**Description of the task**
If a line below contains "unid", count it; then state how many such lines there are, and nothing else.

**Data for review**
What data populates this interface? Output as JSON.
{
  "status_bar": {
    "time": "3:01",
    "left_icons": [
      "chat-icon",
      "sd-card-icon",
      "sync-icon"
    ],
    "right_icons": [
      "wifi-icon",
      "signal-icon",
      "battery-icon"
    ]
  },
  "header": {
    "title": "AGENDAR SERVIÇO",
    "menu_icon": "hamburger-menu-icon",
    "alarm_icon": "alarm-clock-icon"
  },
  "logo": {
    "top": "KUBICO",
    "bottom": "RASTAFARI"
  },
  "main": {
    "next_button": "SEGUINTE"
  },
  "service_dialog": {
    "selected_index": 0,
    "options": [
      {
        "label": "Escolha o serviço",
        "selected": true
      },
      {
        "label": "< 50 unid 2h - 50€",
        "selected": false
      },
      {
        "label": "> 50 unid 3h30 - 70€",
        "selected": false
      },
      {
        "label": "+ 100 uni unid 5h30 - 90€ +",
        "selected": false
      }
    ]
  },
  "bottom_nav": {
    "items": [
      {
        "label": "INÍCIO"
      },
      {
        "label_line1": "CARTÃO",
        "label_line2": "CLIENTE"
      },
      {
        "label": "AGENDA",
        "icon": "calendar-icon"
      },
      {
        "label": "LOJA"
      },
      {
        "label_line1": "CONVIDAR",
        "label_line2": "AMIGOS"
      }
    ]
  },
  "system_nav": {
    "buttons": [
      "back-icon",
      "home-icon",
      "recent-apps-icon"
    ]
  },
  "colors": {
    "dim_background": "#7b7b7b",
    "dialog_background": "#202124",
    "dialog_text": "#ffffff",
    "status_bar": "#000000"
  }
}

**Answer box**
3